Directors: Richard Wolstencroft & Jon Hewitt
Release date: 1992
Allegedly Bloodlust was the first Australian film to be banned in Britain due to excessive gore and sex. To be honest it didn’t necessarily seem that bad when compared to more contemporary efforts – for instance Strange Things Happen at Sundown. Indeed, Strange Things came to mind as I watched the film but it struggled to discover the ethereal something that Strange Things tapped into – there were other issues with the film when compared to the later Strange Things which we’ll get to.
As I did some research it seems that co-director Wolstencroft has some rather controversial and, to me, very objectionable political views. I didn’t know this as I watched the film and so they, in no way, coloured my thoughts on the movie and, whilst aspects of the movie are distasteful, I don’t believe necessarily that they were preached within the film – in a direct manner at least. Certainly my thoughts on the film should not be construed as an endorsement of his apparent right wing beliefs/sympathies.
The film starts with a vampire, Dee (Ian Rilen), running down the road. He is being chased. Eventually we see a mob of priests. He gets into a car but they get to him before he can start the ignition. They are ramming stakes through the roof and pull him out of the car. As the head priest Brother Bem (Phil Motherwell) spouts on fanatically, the other zealots stake Dee – we see this fully later, the camera remaining on Bem at this point.
Having seen various scenes through the credits we meet some of our primary cast. Tad (Robert James O’Neill) steals the car of a mobile phone (and for that read brick) wielding yuppie (driving past a couple of beer swilling cops who don’t give chase but eventually find the yuppie when one goes for a pee – the cops are main characters too) and meets a gun seller. The guns are sans ammo and the ammo will be given once the 3K asking price has been met – a price that has gone up by 50% since the deal was cut. It doesn’t matter as Tad has no money anyway, he does have a clip of ammo in his pocket though.

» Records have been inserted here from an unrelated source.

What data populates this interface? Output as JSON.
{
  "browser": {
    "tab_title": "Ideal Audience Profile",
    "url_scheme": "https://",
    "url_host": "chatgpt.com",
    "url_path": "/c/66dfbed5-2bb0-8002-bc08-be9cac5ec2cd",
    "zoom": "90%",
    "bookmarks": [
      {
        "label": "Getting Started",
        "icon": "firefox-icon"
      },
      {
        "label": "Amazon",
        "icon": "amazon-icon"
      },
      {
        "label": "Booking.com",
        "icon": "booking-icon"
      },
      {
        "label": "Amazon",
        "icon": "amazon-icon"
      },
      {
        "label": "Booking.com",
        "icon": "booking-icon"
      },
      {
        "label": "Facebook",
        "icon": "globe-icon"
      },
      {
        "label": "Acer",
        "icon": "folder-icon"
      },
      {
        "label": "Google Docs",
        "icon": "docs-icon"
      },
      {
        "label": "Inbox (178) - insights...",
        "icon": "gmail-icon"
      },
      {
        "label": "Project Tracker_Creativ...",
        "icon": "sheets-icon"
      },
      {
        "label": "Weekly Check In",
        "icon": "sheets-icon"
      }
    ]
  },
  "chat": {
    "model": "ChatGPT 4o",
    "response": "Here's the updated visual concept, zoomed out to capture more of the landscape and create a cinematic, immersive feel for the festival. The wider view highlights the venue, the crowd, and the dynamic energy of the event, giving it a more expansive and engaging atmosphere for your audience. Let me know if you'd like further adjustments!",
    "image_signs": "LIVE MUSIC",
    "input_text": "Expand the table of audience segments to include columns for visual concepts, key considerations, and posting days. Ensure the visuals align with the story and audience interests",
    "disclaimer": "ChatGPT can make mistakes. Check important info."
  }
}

Frank (Kelly Chapman) walks past the zealots as they preach and enters a hotel. She takes a seat near a businessman and suggests that they see the view from his room. In the elevator, when he asks how much, she states he’ll pay whatever the asking price might be. We then see her riding atop him, there is blood on her hands and he appears to be dead – that does not stop her taking her fun and her sustenance.
A man crawls on all fours until he reaches Lear (Jane Stuart Wallace), whom he addresses as mistress whilst licking the dirt from between her toes. He is admonished for speaking and sent to get her a drink. He cuts his hand and she licks the blood and then tells him that she is leaving town. When he protests she slits his throat.

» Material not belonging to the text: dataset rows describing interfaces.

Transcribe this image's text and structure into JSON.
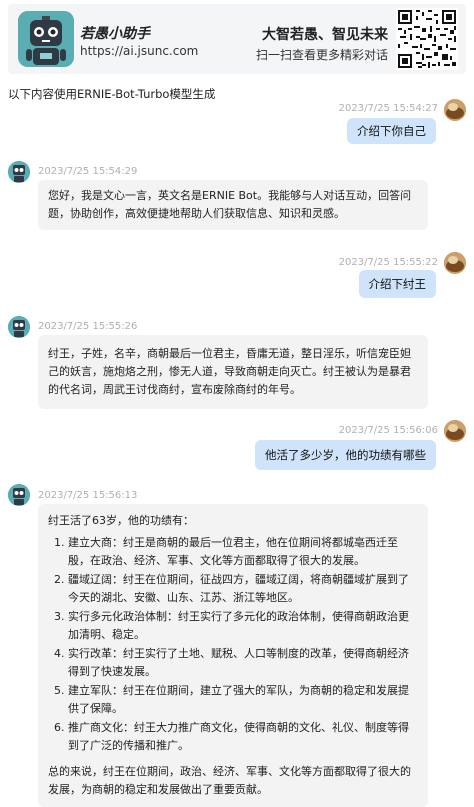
{
  "header": {
    "brand_name": "若愚小助手",
    "brand_url": "https://ai.jsunc.com",
    "slogan": "大智若愚、智见未来",
    "slogan_sub": "扫一扫查看更多精彩对话"
  },
  "note": "以下内容使用ERNIE-Bot-Turbo模型生成",
  "messages": {
    "u1": {
      "time": "2023/7/25 15:54:27",
      "text": "介绍下你自己"
    },
    "b1": {
      "time": "2023/7/25 15:54:29",
      "text": "您好，我是文心一言，英文名是ERNIE Bot。我能够与人对话互动，回答问题，协助创作，高效便捷地帮助人们获取信息、知识和灵感。"
    },
    "u2": {
      "time": "2023/7/25 15:55:22",
      "text": "介绍下纣王"
    },
    "b2": {
      "time": "2023/7/25 15:55:26",
      "text": "纣王，子姓，名辛，商朝最后一位君主，昏庸无道，整日淫乐，听信宠臣妲己的妖言，施炮烙之刑，惨无人道，导致商朝走向灭亡。纣王被认为是暴君的代名词，周武王讨伐商纣，宣布废除商纣的年号。"
    },
    "u3": {
      "time": "2023/7/25 15:56:06",
      "text": "他活了多少岁，他的功绩有哪些"
    },
    "b3": {
      "time": "2023/7/25 15:56:13",
      "intro": "纣王活了63岁，他的功绩有：",
      "items": [
        "建立大商：纣王是商朝的最后一位君主，他在位期间将都城亳西迁至殷，在政治、经济、军事、文化等方面都取得了很大的发展。",
        "疆域辽阔：纣王在位期间，征战四方，疆域辽阔，将商朝疆域扩展到了今天的湖北、安徽、山东、江苏、浙江等地区。",
        "实行多元化政治体制：纣王实行了多元化的政治体制，使得商朝政治更加清明、稳定。",
        "实行改革：纣王实行了土地、赋税、人口等制度的改革，使得商朝经济得到了快速发展。",
        "建立军队：纣王在位期间，建立了强大的军队，为商朝的稳定和发展提供了保障。",
        "推广商文化：纣王大力推广商文化，使得商朝的文化、礼仪、制度等得到了广泛的传播和推广。"
      ],
      "summary": "总的来说，纣王在位期间，政治、经济、军事、文化等方面都取得了很大的发展，为商朝的稳定和发展做出了重要贡献。"
    }
  },
  "colors": {
    "user_bubble": "#cfe3fa",
    "bot_bubble": "#f3f3f4",
    "header_bg": "#f4f5f7",
    "robot_teal": "#5aaeb3"
  },
  "icons": {
    "logo": "robot-logo-icon",
    "bot_avatar": "robot-avatar-icon",
    "user_avatar": "user-photo-avatar",
    "qr": "qr-code-icon",
    "more": "more-dots-icon"
  }
}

Kelly and Lear are sat in a bar waiting for Tad. When he arrives he tells them that Dee is dead. They decide it is time to get out of the town. They’ll pull the casino heist that Dee had planned first and if anything goes wrong meet up at a little town called Geeksville. They decide to make the town suffer for what happened to Dee and go on the hunt – one wonders, given what we have already seen, how the slaughter of a few people, that they commit, is making the town suffer more than their general actions.
Anyway the heist draws in the attention of the mob, their slaughter in Dee’s name draws Bem and his zealots, and the two cops are eventually drawn into the events also. Everything culminates in a cross-group shoot out near Geeksville.

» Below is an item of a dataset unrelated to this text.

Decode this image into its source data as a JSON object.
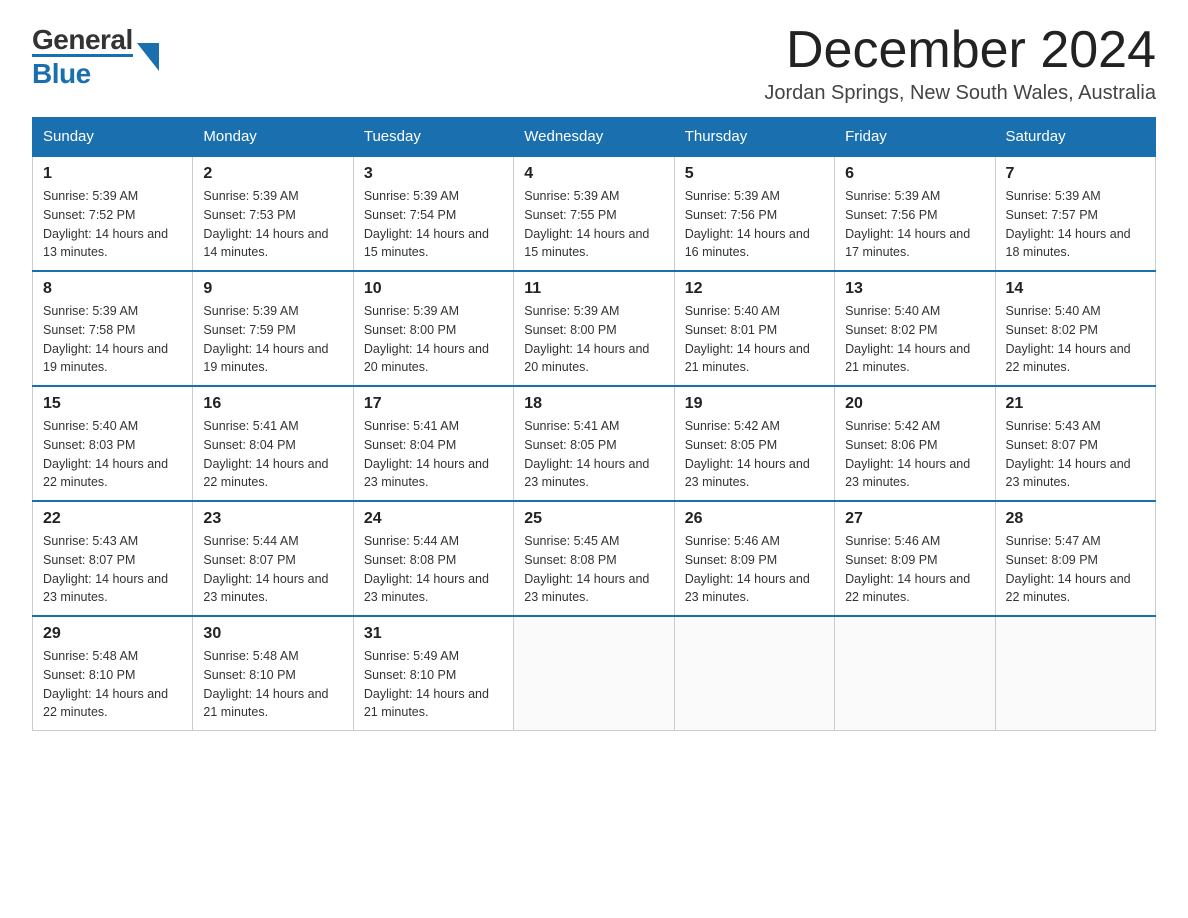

The vampires are not that supernatural all told, they don’t have fangs, they can go out in sunlight and they have reflections. They do drink blood, are slightly stronger than average, it would appear, and can withstand tremendous damage. We know this when we see Dee again – in his new guise of Mr Happy – a tortured deformed creature kept as a mascot by the zealots.
The acting is fairly poor all the way through but the majority of actors were not professional. This is one thing that distances this from Strange Things as some (though not all) of the performances in the later film worked well. We got some truly awful accents thrown in to boot. The story here was weak and the locations not always brilliant (the casino was a pool hall that also seemed to be a high rise apartment building).
There is, however, on-running gore, violence, sex and nudity and many of the gore effects worked well for the low budget – although there was a ripped out heart at one point that was so ridiculously small it wasn’t plausible. The direction wasn’t always the best and we had the seemingly obligatory boom mikes in shot – indeed some shocking cases of it.
This is not the best film in the world, by a long shot, but it was interesting if only for it having been banned. There is vhs ghosting around and it was also on a double DVD that you might be able to track down. Personally I think you’re much better off with Strange Things. 2.5 out of 10.
The imdb page is here.
Friday, July 03, 2009
Directors: Richard Wolstencroft & Jon Hewitt